Other Upper-level Electives
- COSC-051 Computer Science I
- BIOL-261 Science and Society: Grand Challenges
- BIOL-262 Shaping National Science Policy
- BIOL-340 Research Tutorial
- BIOL-341/-342 RISE (see below for more information)
- BIOL-359 Dynamic Processes in Biological Physics
- ECON-275 Environmental Economics (NB-requires ECON-001)
- GOVT-331 Politics of Natural Resources
- GOVT-354 Environmental Politics
- GOVT-488 Environmental Law
- HIST-404 War and Environment in the Modern World
- HIST-481 The Environment in Pre-Industrial America

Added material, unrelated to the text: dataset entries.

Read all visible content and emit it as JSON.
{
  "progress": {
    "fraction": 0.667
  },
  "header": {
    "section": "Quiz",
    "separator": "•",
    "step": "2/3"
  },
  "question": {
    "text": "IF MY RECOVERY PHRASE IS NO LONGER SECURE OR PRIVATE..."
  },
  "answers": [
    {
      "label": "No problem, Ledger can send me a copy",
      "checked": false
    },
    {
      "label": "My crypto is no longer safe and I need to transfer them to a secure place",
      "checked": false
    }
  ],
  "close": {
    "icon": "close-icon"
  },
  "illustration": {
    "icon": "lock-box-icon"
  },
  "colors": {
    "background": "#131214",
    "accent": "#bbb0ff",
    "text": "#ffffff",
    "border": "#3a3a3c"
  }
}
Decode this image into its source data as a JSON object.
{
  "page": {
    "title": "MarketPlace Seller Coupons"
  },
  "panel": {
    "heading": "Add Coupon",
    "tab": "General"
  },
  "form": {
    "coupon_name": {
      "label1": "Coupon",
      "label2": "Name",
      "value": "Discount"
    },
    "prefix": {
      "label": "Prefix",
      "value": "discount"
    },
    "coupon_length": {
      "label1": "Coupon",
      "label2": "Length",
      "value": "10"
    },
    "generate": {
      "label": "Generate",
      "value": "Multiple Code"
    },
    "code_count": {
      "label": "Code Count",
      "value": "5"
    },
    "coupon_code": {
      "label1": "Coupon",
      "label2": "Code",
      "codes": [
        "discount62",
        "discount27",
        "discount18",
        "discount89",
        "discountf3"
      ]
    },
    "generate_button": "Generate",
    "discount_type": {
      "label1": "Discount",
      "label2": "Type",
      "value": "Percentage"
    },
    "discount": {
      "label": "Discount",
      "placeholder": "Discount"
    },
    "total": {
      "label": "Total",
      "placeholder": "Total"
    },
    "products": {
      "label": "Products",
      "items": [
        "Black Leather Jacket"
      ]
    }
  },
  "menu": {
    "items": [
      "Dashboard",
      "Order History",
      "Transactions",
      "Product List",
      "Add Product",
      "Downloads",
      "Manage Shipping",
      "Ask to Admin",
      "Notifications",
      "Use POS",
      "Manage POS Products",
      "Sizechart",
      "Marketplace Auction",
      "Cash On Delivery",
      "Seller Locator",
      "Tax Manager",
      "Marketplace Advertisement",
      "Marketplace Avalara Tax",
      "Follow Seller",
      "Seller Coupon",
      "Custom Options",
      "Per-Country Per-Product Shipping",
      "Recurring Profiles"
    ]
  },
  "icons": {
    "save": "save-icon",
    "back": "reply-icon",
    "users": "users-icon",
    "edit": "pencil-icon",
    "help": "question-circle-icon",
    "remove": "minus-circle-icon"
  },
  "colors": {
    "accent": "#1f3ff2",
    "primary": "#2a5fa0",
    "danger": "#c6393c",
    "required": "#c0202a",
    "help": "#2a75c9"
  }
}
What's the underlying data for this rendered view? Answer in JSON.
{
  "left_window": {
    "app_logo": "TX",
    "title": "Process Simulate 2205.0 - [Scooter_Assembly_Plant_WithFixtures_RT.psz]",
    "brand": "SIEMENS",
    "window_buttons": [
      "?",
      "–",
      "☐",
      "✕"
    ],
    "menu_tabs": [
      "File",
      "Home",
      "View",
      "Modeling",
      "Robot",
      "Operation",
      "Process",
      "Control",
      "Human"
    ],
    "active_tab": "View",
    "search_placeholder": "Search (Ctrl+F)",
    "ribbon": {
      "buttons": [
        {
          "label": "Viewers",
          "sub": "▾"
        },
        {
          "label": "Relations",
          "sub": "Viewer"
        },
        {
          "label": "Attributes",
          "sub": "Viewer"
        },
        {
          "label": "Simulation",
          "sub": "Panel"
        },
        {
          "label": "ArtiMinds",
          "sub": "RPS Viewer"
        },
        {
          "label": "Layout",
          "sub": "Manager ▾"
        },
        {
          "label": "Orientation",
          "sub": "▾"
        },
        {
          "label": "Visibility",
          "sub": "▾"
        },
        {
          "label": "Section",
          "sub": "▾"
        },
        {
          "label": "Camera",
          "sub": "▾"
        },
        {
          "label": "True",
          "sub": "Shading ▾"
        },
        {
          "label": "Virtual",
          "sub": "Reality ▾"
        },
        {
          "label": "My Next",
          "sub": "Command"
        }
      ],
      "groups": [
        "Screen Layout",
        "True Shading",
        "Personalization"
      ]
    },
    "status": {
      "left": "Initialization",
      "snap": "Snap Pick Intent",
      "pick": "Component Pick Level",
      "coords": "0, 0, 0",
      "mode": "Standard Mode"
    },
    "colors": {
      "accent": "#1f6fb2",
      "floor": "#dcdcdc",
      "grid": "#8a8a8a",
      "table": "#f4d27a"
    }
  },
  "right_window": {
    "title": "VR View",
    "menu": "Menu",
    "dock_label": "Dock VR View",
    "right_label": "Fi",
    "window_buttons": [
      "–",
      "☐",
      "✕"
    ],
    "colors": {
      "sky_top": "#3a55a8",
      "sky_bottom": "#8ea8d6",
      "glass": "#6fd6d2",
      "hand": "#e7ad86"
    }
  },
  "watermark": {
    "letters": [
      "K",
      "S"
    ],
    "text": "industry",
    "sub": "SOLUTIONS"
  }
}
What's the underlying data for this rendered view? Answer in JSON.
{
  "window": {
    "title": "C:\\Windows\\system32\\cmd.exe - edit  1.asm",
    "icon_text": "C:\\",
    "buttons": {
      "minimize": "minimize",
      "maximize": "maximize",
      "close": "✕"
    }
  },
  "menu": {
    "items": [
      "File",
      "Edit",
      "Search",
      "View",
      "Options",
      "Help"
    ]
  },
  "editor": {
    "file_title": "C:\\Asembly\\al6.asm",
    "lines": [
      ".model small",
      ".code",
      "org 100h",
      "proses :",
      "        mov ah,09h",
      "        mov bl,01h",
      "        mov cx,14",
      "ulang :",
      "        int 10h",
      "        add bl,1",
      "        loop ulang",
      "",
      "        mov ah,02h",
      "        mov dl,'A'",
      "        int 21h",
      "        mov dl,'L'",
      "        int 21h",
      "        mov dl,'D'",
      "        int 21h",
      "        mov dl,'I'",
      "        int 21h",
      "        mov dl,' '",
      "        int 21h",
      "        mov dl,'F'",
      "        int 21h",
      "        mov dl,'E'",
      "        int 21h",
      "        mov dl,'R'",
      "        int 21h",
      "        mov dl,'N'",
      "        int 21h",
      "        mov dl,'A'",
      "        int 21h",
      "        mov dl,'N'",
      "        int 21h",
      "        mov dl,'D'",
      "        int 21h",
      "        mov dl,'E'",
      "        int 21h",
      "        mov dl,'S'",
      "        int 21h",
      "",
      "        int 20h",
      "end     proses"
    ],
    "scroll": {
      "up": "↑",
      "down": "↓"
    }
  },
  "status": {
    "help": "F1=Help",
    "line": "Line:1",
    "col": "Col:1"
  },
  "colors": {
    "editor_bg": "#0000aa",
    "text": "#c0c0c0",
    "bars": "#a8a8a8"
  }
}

- HSCI-332 Health Impacts of the Environment
- INTH-320 Ecology of Global Hunger
- INTH-440 Health, Environmental Issues, and Development
- STIA-330 Green Revolutions
- STIA-350 Gender and Sustainability
- STIA-352 Journalism in Science, Environment & Health
- STIA-355 Environment and Migration
- STIA-370 Oceans
- STIA-374 Environmental Security
- STIA-379 Energy & Environment in China
- STIA-408 Environmental Reconstruction and Restoration
- STIA-418 Natural Resources and Security
- STIA-419 Energy & Environment in Eurasia
- STIA-497 Environmental Sustainability and Business Strategy
Total credit requirements: a minimum of 50 credits
2. Additional Science Courses Required
- CHEM-001/-009 and -002/-010 General Chemistry with laboratory (10 credits total)
- MATH-035 Calculus I (4 credits)
- MATH-040 Probability and Statistics or MATH-140 Introduction to Mathematical Statistics (4 credit total)
3. RISE - Research Intensive Senior Experience
RISE is an optional experience for Environmental Biology majors.
RISE is a commitment for two semesters and is intended to be selective. Research will be conducted over two semesters in the senior year and is awarded a total of six credits. However, students may begin research earlier, generally in the third year and in the summer between the third and fourth years by enrolling in Research Tutorial (Bio-300)
The RISE options include research in the laboratory or field, as well as computer-based research, or meta-analysis of data (but not teaching). Students may find primary research mentors from among department faculty, or faculty in other units across the university. If the primary faculty mentor is not from the Biology department, the student must also find a co-mentor from among department faculty. Students register for the Research Tutorial or RISE section of their department mentor.
RISE - (6 credits total)
- BIOL-341 (fall) and BIOL-342 (spring) RISE